Over the last few years, Google has made some cool products for the internet. We’ve seen some seriously amazing web apps like Google Docs, Google Drive, and Google Play Music. With each new service, Mountain View is moving closer to its obvious goal – creating a complete, end-to-end ecosystem for its users. If it got its way, you would never have to use anything other than Google products.

Enter ChromeOS. This is Google’s answer to the desktop question. For people who still want a PC-like experience, the company offers a set of laptops running a highly customized version of Linux. It’s fast, lightweight, and quite literally runs nothing but Chrome. The whole setup is nothing but a browser, a portal for you to get online and use Google’s services.

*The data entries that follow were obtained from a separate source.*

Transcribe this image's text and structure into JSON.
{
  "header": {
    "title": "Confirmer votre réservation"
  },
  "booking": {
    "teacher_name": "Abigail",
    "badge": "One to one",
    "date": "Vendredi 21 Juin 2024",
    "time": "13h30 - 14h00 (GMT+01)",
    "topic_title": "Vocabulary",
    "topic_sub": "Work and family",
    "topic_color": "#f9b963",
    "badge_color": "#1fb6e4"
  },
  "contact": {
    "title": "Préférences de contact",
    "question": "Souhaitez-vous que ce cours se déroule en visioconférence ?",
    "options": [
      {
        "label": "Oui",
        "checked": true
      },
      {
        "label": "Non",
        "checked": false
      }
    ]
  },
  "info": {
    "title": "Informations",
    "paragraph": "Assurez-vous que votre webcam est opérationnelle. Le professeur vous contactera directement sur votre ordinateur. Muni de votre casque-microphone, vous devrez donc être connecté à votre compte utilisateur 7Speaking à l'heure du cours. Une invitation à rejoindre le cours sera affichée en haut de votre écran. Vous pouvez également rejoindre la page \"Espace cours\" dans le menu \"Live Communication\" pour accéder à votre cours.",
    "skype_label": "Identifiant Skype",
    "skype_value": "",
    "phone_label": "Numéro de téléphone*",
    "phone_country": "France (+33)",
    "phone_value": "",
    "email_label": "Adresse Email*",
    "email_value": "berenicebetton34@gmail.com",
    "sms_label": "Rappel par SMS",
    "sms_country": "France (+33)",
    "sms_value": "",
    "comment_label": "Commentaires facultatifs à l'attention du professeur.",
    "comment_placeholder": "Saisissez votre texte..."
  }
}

The concept stands out for its boldness. It intrigued us. We had to try it. The most obvious solution was Oracle’s Virtualbox, a free and open-source virtualization program for Windows, OS X, and Linux. You can run ChromeOS within a virtual window this way, giving you a way to try the Google way of doing things without having to shell out for an entire Chromebook. We took the leap and installed the OS below.

(Note: We have followed the process on a Mac, but it’s identical on Windows. Just download the correct version for your OS and you’ll be good to go)

Stuff You’ll Need

  • Virtualbox (Download link)
  • ChromiumOS nightly build (VB file)
  • Sufficient RAM and storage to run a virtual machine

Step One: Materials

The first issue with trying to install a virtual copy of ChromeOS is that Google does not actually provide official software for our use. They locked it within the company’s proprietary walls.


Thankfully, we have ChromiumOS, the open-source little brother which you can download free here. Make sure to download the Virtualbox file. Once downloaded, extract it somewhere on your hard drive.

Step Two: Creation

Now we’re going to create the virtual machine. Open Virtualbox and create a new VM. We named ours “ChromeOS” and set the VM type to Linux and Other Linux.


For the hard drive, we’re going to use an existing drive. You’ll have to click the folder icon and navigate to wherever you stored that downloaded hard drive file. It should end in the .vdi extension. For RAM, allocate however much you can afford. We gave it 1 GB.

Once you’ve made the virtual machine, we need to adjust the network settings. This is a Chromebook – if it’s not connected to the internet, it’s useless.

To open the internet connection, go to Settings > Network > Advanced. Change the adapter type to Intel Pro MT Desktop. Click OK and exit the settings.

Step Three: Virtualization

Click the green arrow at the top to start the VM. While it’s loading go up the top menu settings and uncheck the options for Mouse Integration. Our copy in OS X didn’t work with this turned on.


Disabling mouse integration means that clicking inside the VM “captures” the pointer. It won’t leave (and be accessible to the host OS) until you press the host key. By default, this is right Ctrl on Windows and left Cmd on Mac.

Once that’s working, sign in with your Google account and enjoy. That’s it. No setup, no installing, nothing. That’s the ChromeOS experience.

Step Four: Garnish Lightly With Salt and Enjoy

ChromiumOS impressed with its performance. It’s incredibly fast and lightweight. The OS puts everything behind the browser, with nothing else to distract it.

Even within a virtual window and with subpar specs (like 1 GB of RAM), browsing the web was snappy and responsive. We can see how a high-end machine like the Pixel would do well.

Of course, you could always just run Chrome on the host operating system. It’s essentially the same experience, without the messy virtualization. But that’s up to you.